◆ TASK TO CARRY OUT ◆
Find and copy the lines in the records beneath this task that contain the word "emojis".

(Source data)
Segment Open

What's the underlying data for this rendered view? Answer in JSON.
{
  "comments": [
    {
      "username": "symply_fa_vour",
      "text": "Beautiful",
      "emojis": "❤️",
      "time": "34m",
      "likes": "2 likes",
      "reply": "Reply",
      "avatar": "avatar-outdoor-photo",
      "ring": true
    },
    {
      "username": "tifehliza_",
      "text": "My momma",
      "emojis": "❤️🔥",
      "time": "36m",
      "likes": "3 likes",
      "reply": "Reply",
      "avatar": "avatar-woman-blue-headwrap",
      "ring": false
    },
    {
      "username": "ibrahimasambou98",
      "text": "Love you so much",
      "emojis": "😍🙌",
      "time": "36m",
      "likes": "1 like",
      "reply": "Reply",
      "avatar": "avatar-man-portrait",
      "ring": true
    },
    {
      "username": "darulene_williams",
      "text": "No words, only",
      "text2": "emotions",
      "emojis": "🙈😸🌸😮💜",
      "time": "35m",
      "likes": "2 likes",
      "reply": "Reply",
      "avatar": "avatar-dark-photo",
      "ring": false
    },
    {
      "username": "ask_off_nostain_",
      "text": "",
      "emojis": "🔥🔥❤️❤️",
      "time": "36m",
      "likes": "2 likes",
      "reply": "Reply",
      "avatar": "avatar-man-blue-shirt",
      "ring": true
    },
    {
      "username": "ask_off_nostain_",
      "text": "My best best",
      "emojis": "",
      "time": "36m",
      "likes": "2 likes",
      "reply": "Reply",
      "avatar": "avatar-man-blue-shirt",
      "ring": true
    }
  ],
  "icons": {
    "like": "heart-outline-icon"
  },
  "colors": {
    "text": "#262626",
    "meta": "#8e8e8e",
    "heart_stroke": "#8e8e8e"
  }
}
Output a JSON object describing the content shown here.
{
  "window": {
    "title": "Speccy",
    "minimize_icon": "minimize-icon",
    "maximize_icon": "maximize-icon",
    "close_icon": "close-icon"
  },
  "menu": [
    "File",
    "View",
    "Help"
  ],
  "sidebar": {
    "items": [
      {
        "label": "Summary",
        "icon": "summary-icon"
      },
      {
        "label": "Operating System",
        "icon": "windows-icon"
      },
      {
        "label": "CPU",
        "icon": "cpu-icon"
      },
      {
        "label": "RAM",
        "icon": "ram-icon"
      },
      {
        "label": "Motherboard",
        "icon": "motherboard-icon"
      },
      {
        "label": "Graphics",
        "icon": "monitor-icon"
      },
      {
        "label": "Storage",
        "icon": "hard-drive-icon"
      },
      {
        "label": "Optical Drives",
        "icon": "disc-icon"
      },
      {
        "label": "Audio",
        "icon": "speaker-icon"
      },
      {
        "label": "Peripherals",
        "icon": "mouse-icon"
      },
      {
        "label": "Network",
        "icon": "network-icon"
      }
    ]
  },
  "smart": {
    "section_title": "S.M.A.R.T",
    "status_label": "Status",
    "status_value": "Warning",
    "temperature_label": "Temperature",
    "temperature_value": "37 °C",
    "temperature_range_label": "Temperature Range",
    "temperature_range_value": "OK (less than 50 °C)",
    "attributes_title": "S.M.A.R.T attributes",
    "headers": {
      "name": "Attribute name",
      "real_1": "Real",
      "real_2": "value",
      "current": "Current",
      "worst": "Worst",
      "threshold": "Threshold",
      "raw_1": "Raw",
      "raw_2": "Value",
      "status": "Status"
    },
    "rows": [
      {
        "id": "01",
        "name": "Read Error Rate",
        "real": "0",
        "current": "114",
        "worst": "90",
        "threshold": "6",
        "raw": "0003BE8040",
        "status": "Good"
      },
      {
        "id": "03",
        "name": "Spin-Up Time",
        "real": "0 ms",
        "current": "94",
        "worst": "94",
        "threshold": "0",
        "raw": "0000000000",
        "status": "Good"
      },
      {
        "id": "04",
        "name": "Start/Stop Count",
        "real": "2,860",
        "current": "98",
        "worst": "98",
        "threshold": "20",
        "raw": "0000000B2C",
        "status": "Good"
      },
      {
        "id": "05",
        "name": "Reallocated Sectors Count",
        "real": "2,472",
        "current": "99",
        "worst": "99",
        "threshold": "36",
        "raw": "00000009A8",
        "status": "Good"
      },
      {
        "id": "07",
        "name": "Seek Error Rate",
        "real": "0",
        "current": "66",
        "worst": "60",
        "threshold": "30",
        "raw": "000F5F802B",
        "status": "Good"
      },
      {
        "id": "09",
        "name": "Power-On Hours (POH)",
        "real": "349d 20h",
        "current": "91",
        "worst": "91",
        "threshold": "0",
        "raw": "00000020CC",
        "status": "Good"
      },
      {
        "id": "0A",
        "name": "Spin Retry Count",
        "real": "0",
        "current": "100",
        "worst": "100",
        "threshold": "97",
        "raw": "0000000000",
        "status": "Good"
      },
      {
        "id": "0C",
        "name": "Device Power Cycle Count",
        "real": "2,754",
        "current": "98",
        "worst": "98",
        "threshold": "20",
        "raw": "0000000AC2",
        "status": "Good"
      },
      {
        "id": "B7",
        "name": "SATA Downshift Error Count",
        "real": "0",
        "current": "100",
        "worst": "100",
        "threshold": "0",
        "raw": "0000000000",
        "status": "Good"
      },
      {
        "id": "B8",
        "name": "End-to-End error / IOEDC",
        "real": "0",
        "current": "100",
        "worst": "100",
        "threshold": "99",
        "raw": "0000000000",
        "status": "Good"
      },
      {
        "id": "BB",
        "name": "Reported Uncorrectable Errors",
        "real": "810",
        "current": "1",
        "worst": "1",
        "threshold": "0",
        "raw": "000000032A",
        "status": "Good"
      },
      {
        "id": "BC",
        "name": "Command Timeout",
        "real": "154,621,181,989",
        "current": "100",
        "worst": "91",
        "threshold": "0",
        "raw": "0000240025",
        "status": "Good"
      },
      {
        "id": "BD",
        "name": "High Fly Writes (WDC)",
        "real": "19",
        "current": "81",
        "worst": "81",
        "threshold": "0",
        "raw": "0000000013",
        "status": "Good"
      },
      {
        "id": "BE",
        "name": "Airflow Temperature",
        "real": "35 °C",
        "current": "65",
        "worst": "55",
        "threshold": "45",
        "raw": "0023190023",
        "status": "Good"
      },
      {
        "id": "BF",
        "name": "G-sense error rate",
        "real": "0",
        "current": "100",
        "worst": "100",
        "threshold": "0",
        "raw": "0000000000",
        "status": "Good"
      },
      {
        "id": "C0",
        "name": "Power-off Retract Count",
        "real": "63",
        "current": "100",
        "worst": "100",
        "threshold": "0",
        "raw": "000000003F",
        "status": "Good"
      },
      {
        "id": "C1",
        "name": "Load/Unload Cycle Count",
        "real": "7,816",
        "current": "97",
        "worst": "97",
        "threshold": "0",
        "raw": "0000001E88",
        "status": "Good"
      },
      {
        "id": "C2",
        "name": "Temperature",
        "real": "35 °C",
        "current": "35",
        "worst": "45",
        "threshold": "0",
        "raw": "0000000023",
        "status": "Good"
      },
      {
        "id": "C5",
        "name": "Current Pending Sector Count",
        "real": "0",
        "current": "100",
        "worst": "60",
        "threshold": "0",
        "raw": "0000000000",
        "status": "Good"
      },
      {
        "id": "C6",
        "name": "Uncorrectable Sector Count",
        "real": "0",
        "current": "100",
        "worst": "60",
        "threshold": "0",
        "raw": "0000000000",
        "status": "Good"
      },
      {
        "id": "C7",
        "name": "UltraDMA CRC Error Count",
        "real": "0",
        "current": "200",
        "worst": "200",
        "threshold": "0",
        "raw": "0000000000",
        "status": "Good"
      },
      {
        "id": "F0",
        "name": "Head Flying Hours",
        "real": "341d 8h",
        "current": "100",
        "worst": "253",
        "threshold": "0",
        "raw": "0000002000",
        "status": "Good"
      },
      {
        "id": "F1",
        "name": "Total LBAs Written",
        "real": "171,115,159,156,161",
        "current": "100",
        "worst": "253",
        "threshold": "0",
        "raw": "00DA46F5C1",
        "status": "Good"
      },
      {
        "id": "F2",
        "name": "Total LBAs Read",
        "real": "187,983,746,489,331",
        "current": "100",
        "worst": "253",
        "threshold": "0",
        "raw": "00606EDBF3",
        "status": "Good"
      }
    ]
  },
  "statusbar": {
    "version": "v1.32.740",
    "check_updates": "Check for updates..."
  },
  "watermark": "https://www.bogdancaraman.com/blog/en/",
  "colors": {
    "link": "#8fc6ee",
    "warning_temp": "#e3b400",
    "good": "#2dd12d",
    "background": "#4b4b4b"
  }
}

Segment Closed

◆ RESPONSE BOX ◆
      "emojis": "❤️",
      "emojis": "❤️🔥",
      "emojis": "😍🙌",
      "emojis": "🙈😸🌸😮💜",
      "emojis": "🔥🔥❤️❤️",
      "emojis": "",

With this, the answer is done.